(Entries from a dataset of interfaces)
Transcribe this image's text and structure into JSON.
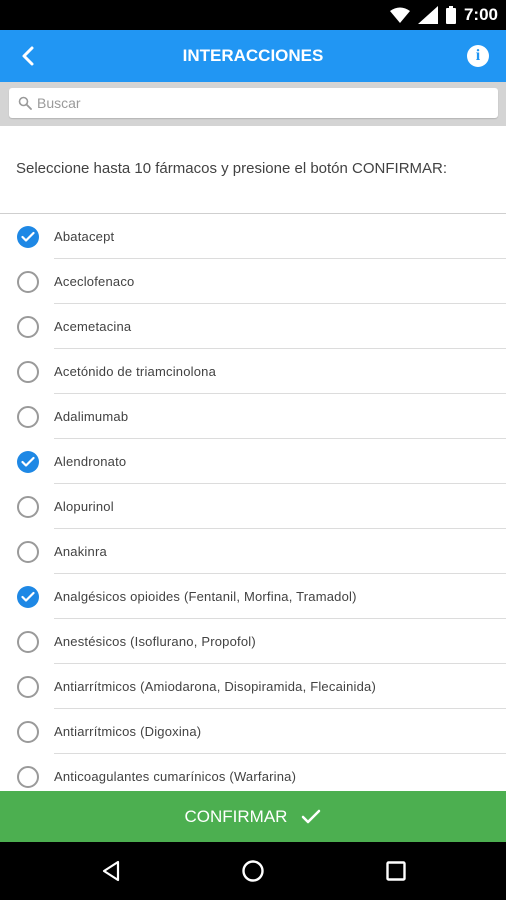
{
  "status_bar": {
    "time": "7:00",
    "network": "LTE"
  },
  "app_bar": {
    "title": "INTERACCIONES",
    "back_icon": "arrow-back-icon",
    "info_icon": "info-icon"
  },
  "search": {
    "placeholder": "Buscar",
    "value": ""
  },
  "instruction": "Seleccione hasta 10 fármacos y presione el botón CONFIRMAR:",
  "items": [
    {
      "label": "Abatacept",
      "checked": true
    },
    {
      "label": "Aceclofenaco",
      "checked": false
    },
    {
      "label": "Acemetacina",
      "checked": false
    },
    {
      "label": "Acetónido de triamcinolona",
      "checked": false
    },
    {
      "label": "Adalimumab",
      "checked": false
    },
    {
      "label": "Alendronato",
      "checked": true
    },
    {
      "label": "Alopurinol",
      "checked": false
    },
    {
      "label": "Anakinra",
      "checked": false
    },
    {
      "label": "Analgésicos opioides (Fentanil, Morfina, Tramadol)",
      "checked": true
    },
    {
      "label": "Anestésicos (Isoflurano, Propofol)",
      "checked": false
    },
    {
      "label": "Antiarrítmicos (Amiodarona, Disopiramida, Flecainida)",
      "checked": false
    },
    {
      "label": "Antiarrítmicos (Digoxina)",
      "checked": false
    },
    {
      "label": "Anticoagulantes cumarínicos (Warfarina)",
      "checked": false
    }
  ],
  "confirm": {
    "label": "CONFIRMAR",
    "icon": "check-icon"
  },
  "colors": {
    "primary": "#2196f3",
    "checked": "#1e88e5",
    "confirm": "#4caf50"
  }
}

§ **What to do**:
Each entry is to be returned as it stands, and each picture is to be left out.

§ **Response to the task**:
Transcribe this image's text and structure into JSON.
{
  "status_bar": {
    "time": "7:00",
    "network": "LTE"
  },
  "app_bar": {
    "title": "INTERACCIONES",
    "back_icon": "arrow-back-icon",
    "info_icon": "info-icon"
  },
  "search": {
    "placeholder": "Buscar",
    "value": ""
  },
  "instruction": "Seleccione hasta 10 fármacos y presione el botón CONFIRMAR:",
  "items": [
    {
      "label": "Abatacept",
      "checked": true
    },
    {
      "label": "Aceclofenaco",
      "checked": false
    },
    {
      "label": "Acemetacina",
      "checked": false
    },
    {
      "label": "Acetónido de triamcinolona",
      "checked": false
    },
    {
      "label": "Adalimumab",
      "checked": false
    },
    {
      "label": "Alendronato",
      "checked": true
    },
    {
      "label": "Alopurinol",
      "checked": false
    },
    {
      "label": "Anakinra",
      "checked": false
    },
    {
      "label": "Analgésicos opioides (Fentanil, Morfina, Tramadol)",
      "checked": true
    },
    {
      "label": "Anestésicos (Isoflurano, Propofol)",
      "checked": false
    },
    {
      "label": "Antiarrítmicos (Amiodarona, Disopiramida, Flecainida)",
      "checked": false
    },
    {
      "label": "Antiarrítmicos (Digoxina)",
      "checked": false
    },
    {
      "label": "Anticoagulantes cumarínicos (Warfarina)",
      "checked": false
    }
  ],
  "confirm": {
    "label": "CONFIRMAR",
    "icon": "check-icon"
  },
  "colors": {
    "primary": "#2196f3",
    "checked": "#1e88e5",
    "confirm": "#4caf50"
  }
}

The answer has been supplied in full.